A typical modern burial involves a body pumped full of chemical preservatives sealed inside a sturdy metal casket, which is itself sealed inside a steel or cement burial vault. It’s less of a hospitable environment for microbes than the grave used to be. For untypical burials, though—where the body isn’t embalmed, a vault isn’t used, or the casket is wood instead of metal or is foregone entirely—even these less strict burial standards provide a measure of safety and comfort. Without any protection, and subjected to a few years of soil erosion, the bones of the dearly departed could inconveniently and unexpectedly surface or get too close to the living, scaring people and acting as disease vectors. The minimum depth helps keep the dead down where they belong.

Have you got a Big Question you'd like us to answer? If so, let us know by emailing us at bigquestions@mentalfloss.com.

This article originally appeared in 2012.

What's the Difference Between Apple Juice and Apple Cider?

iStock/Alter_photo
iStock/Alter_photo

In a time before pumpkin spice went overboard with its marketing, people associated fall with fresh apples. Crisp and fresh, they practically beg to be crushed and pulped into liquid. But what’s the difference between apple juice and apple cider?

According to the state of Massachusetts, home to a variety of apple-picking destinations, both apple juice and apple cider are fruit beverages. But apple cider is raw, unfiltered juice—the pulp and sediment are intact. To make cider, the apples are ground into an applesauce-like consistency, then wrapped in cloth. A machine squeezes the layers and strains out the juice into cold tanks. That’s the cider that ends up on store shelves.

Apple juice, on the other hand, takes things a step further—removing solids and pasteurizing the liquid to lengthen its shelf life. It’s typically sweeter, possibly with added sugar, and may lack the stronger flavor of its relatively unprocessed counterpart. It’s also often lighter in color, since the remaining sediment of cider can give it a cloudy appearance.

But that’s just the Massachusetts standard. Each state allows for a slight variation in what companies are allowed to call apple cider versus apple juice. The cider may be pasteurized, or the cider and juice may actually be more or less identical. One company, Martinelli’s, states in its company FAQ that their two drinks are the same in every way except the label: "Both are 100 percent pure juice from U.S. grown fresh apples. We continue to offer the cider label since some consumers simply prefer the traditional name for apple juice."

The US Apple Association, a nonprofit trade organization that represents growers nationwide, indicates that apple juice can be made from concentrate, which is why you might see water as the first ingredient on the label.

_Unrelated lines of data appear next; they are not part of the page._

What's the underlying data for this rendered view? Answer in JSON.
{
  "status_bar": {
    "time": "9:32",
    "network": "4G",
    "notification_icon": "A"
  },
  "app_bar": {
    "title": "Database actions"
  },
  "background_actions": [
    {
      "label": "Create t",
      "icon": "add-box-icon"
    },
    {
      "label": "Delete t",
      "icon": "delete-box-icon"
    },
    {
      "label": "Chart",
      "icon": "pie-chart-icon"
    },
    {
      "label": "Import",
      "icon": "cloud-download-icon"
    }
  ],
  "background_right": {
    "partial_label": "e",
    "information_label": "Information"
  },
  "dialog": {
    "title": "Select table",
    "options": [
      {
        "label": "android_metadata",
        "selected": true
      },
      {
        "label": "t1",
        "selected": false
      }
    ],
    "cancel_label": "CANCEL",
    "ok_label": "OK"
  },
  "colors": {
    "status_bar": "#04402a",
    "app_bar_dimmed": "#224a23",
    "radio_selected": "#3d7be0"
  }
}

Generally, cider is the hard stuff: Crushed apples with minimal processing. Because it can ferment, it's usually found refrigerated. Apple juice can often be found elsewhere in stores, where it can remain stable.

Which you should buy comes down to personal preference. Typically, though, recipes calling for apple cider should use apple cider. Processed juice may be too sweet an ingredient. And you can always try making a pumpkin spice hot apple cider, although we may stop talking to you if you do.

Have you got a Big Question you'd like us to answer? If so, let us know by emailing us at bigquestions@mentalfloss.com.

SECTIONS

arrow
LIVE SMARTER